== Task ==
Exactly as written, output each of the lines below, with no images.
START Information given
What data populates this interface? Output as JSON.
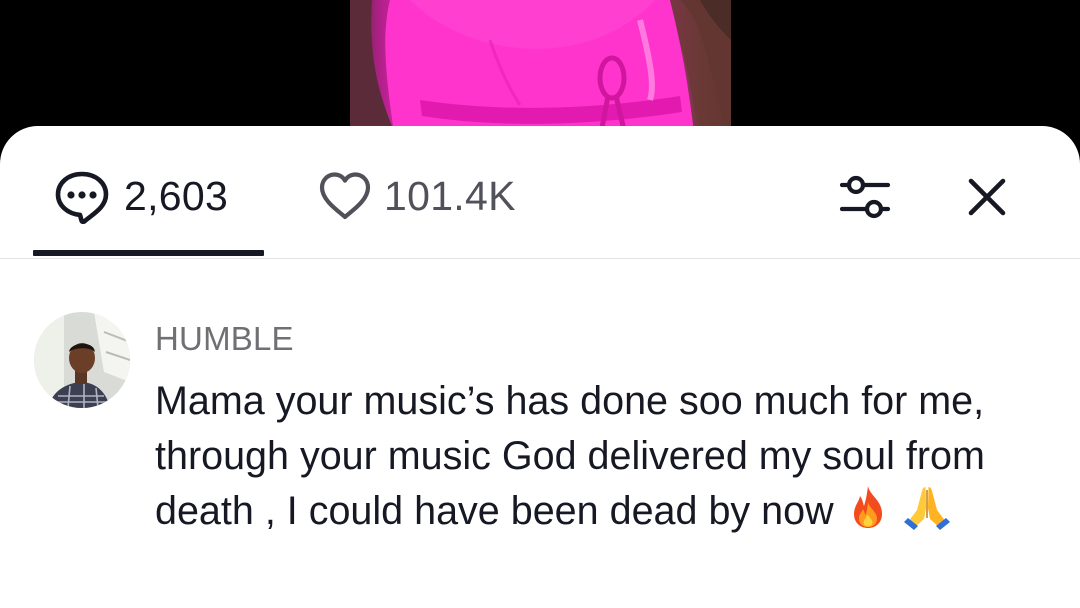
{
  "tabs": {
    "comments": {
      "icon": "comment-bubble-icon",
      "count": "2,603",
      "active": true
    },
    "likes": {
      "icon": "heart-outline-icon",
      "count": "101.4K"
    }
  },
  "toolbar": {
    "filter_icon": "sliders-filter-icon",
    "close_icon": "close-x-icon"
  },
  "comment": {
    "username": "HUMBLE",
    "avatar_icon": "user-avatar",
    "text": "Mama your music’s has done soo much for me, through your music God delivered my soul from death , I could have been dead by now",
    "emojis": [
      "fire-emoji",
      "praying-hands-emoji"
    ]
  },
  "colors": {
    "video_accent": "#ff2bc8",
    "text_primary": "#161823",
    "text_secondary": "#6f6f74",
    "divider": "#e3e3e3"
  }
}
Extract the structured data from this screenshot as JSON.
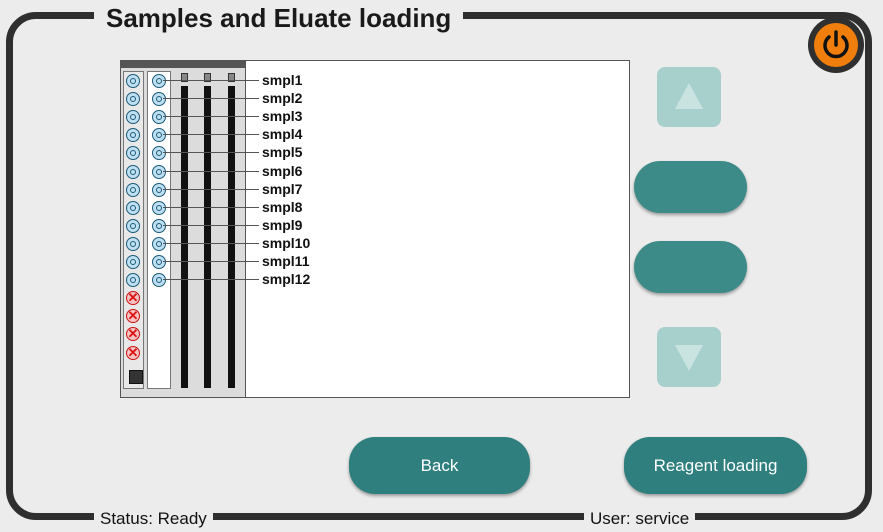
{
  "window": {
    "title": "Samples and Eluate loading"
  },
  "icons": {
    "power": "power-icon",
    "up": "arrow-up-icon",
    "down": "arrow-down-icon"
  },
  "colors": {
    "accent": "#2e7f7e",
    "power": "#f07e0c",
    "disabled": "#a7cfcc",
    "frame": "#2f2f2f"
  },
  "samples": [
    {
      "label": "smpl1"
    },
    {
      "label": "smpl2"
    },
    {
      "label": "smpl3"
    },
    {
      "label": "smpl4"
    },
    {
      "label": "smpl5"
    },
    {
      "label": "smpl6"
    },
    {
      "label": "smpl7"
    },
    {
      "label": "smpl8"
    },
    {
      "label": "smpl9"
    },
    {
      "label": "smpl10"
    },
    {
      "label": "smpl11"
    },
    {
      "label": "smpl12"
    }
  ],
  "rack": {
    "loaded_positions": 12,
    "empty_positions": 4
  },
  "buttons": {
    "back": "Back",
    "reagent_loading": "Reagent loading",
    "side_1": "",
    "side_2": ""
  },
  "status": {
    "text": "Status: Ready",
    "user": "User: service"
  }
}
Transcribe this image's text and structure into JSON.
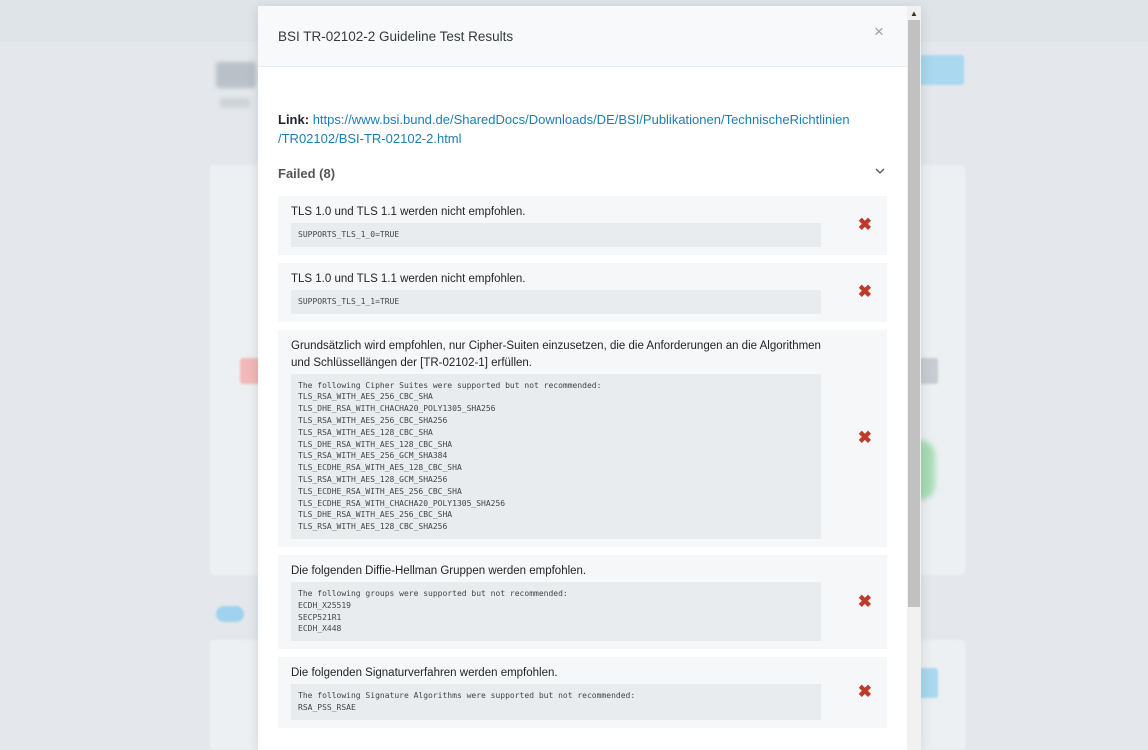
{
  "modal": {
    "title": "BSI TR-02102-2 Guideline Test Results",
    "close": "×",
    "link_label": "Link:",
    "link_url": "https://www.bsi.bund.de/SharedDocs/Downloads/DE/BSI/Publikationen/TechnischeRichtlinien/TR02102/BSI-TR-02102-2.html",
    "link_line1": "https://www.bsi.bund.de/SharedDocs/Downloads/DE/BSI/Publikationen/TechnischeRichtlinien",
    "link_line2": "/TR02102/BSI-TR-02102-2.html"
  },
  "failed_section": {
    "label": "Failed (8)",
    "rows": [
      {
        "text": "TLS 1.0 und TLS 1.1 werden nicht empfohlen.",
        "code": "SUPPORTS_TLS_1_0=TRUE"
      },
      {
        "text": "TLS 1.0 und TLS 1.1 werden nicht empfohlen.",
        "code": "SUPPORTS_TLS_1_1=TRUE"
      },
      {
        "text": "Grundsätzlich wird empfohlen, nur Cipher-Suiten einzusetzen, die die Anforderungen an die Algorithmen und Schlüssellängen der [TR-02102-1] erfüllen.",
        "code": "The following Cipher Suites were supported but not recommended:\nTLS_RSA_WITH_AES_256_CBC_SHA\nTLS_DHE_RSA_WITH_CHACHA20_POLY1305_SHA256\nTLS_RSA_WITH_AES_256_CBC_SHA256\nTLS_RSA_WITH_AES_128_CBC_SHA\nTLS_DHE_RSA_WITH_AES_128_CBC_SHA\nTLS_RSA_WITH_AES_256_GCM_SHA384\nTLS_ECDHE_RSA_WITH_AES_128_CBC_SHA\nTLS_RSA_WITH_AES_128_GCM_SHA256\nTLS_ECDHE_RSA_WITH_AES_256_CBC_SHA\nTLS_ECDHE_RSA_WITH_CHACHA20_POLY1305_SHA256\nTLS_DHE_RSA_WITH_AES_256_CBC_SHA\nTLS_RSA_WITH_AES_128_CBC_SHA256"
      },
      {
        "text": "Die folgenden Diffie-Hellman Gruppen werden empfohlen.",
        "code": "The following groups were supported but not recommended:\nECDH_X25519\nSECP521R1\nECDH_X448"
      },
      {
        "text": "Die folgenden Signaturverfahren werden empfohlen.",
        "code": "The following Signature Algorithms were supported but not recommended:\nRSA_PSS_RSAE"
      }
    ]
  },
  "icons": {
    "fail": "✖",
    "chevron": "chevron-down-icon"
  },
  "colors": {
    "fail_red": "#c0392b",
    "link_blue": "#1d7fb0"
  }
}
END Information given
== Response for this exercise ==
What data populates this interface? Output as JSON.
{
  "tabs": {
    "comments": {
      "icon": "comment-bubble-icon",
      "count": "2,603",
      "active": true
    },
    "likes": {
      "icon": "heart-outline-icon",
      "count": "101.4K"
    }
  },
  "toolbar": {
    "filter_icon": "sliders-filter-icon",
    "close_icon": "close-x-icon"
  },
  "comment": {
    "username": "HUMBLE",
    "avatar_icon": "user-avatar",
    "text": "Mama your music’s has done soo much for me, through your music God delivered my soul from death , I could have been dead by now",
    "emojis": [
      "fire-emoji",
      "praying-hands-emoji"
    ]
  },
  "colors": {
    "video_accent": "#ff2bc8",
    "text_primary": "#161823",
    "text_secondary": "#6f6f74",
    "divider": "#e3e3e3"
  }
}
Extract the structured data from this screenshot as JSON.
{
  "window": {
    "title": "Samples and Eluate loading"
  },
  "icons": {
    "power": "power-icon",
    "up": "arrow-up-icon",
    "down": "arrow-down-icon"
  },
  "colors": {
    "accent": "#2e7f7e",
    "power": "#f07e0c",
    "disabled": "#a7cfcc",
    "frame": "#2f2f2f"
  },
  "samples": [
    {
      "label": "smpl1"
    },
    {
      "label": "smpl2"
    },
    {
      "label": "smpl3"
    },
    {
      "label": "smpl4"
    },
    {
      "label": "smpl5"
    },
    {
      "label": "smpl6"
    },
    {
      "label": "smpl7"
    },
    {
      "label": "smpl8"
    },
    {
      "label": "smpl9"
    },
    {
      "label": "smpl10"
    },
    {
      "label": "smpl11"
    },
    {
      "label": "smpl12"
    }
  ],
  "rack": {
    "loaded_positions": 12,
    "empty_positions": 4
  },
  "buttons": {
    "back": "Back",
    "reagent_loading": "Reagent loading",
    "side_1": "",
    "side_2": ""
  },
  "status": {
    "text": "Status: Ready",
    "user": "User: service"
  }
}
Transcribe this image's text and structure into JSON.
{
  "modal": {
    "title": "BSI TR-02102-2 Guideline Test Results",
    "close": "×",
    "link_label": "Link:",
    "link_url": "https://www.bsi.bund.de/SharedDocs/Downloads/DE/BSI/Publikationen/TechnischeRichtlinien/TR02102/BSI-TR-02102-2.html",
    "link_line1": "https://www.bsi.bund.de/SharedDocs/Downloads/DE/BSI/Publikationen/TechnischeRichtlinien",
    "link_line2": "/TR02102/BSI-TR-02102-2.html"
  },
  "failed_section": {
    "label": "Failed (8)",
    "rows": [
      {
        "text": "TLS 1.0 und TLS 1.1 werden nicht empfohlen.",
        "code": "SUPPORTS_TLS_1_0=TRUE"
      },
      {
        "text": "TLS 1.0 und TLS 1.1 werden nicht empfohlen.",
        "code": "SUPPORTS_TLS_1_1=TRUE"
      },
      {
        "text": "Grundsätzlich wird empfohlen, nur Cipher-Suiten einzusetzen, die die Anforderungen an die Algorithmen und Schlüssellängen der [TR-02102-1] erfüllen.",
        "code": "The following Cipher Suites were supported but not recommended:\nTLS_RSA_WITH_AES_256_CBC_SHA\nTLS_DHE_RSA_WITH_CHACHA20_POLY1305_SHA256\nTLS_RSA_WITH_AES_256_CBC_SHA256\nTLS_RSA_WITH_AES_128_CBC_SHA\nTLS_DHE_RSA_WITH_AES_128_CBC_SHA\nTLS_RSA_WITH_AES_256_GCM_SHA384\nTLS_ECDHE_RSA_WITH_AES_128_CBC_SHA\nTLS_RSA_WITH_AES_128_GCM_SHA256\nTLS_ECDHE_RSA_WITH_AES_256_CBC_SHA\nTLS_ECDHE_RSA_WITH_CHACHA20_POLY1305_SHA256\nTLS_DHE_RSA_WITH_AES_256_CBC_SHA\nTLS_RSA_WITH_AES_128_CBC_SHA256"
      },
      {
        "text": "Die folgenden Diffie-Hellman Gruppen werden empfohlen.",
        "code": "The following groups were supported but not recommended:\nECDH_X25519\nSECP521R1\nECDH_X448"
      },
      {
        "text": "Die folgenden Signaturverfahren werden empfohlen.",
        "code": "The following Signature Algorithms were supported but not recommended:\nRSA_PSS_RSAE"
      }
    ]
  },
  "icons": {
    "fail": "✖",
    "chevron": "chevron-down-icon"
  },
  "colors": {
    "fail_red": "#c0392b",
    "link_blue": "#1d7fb0"
  }
}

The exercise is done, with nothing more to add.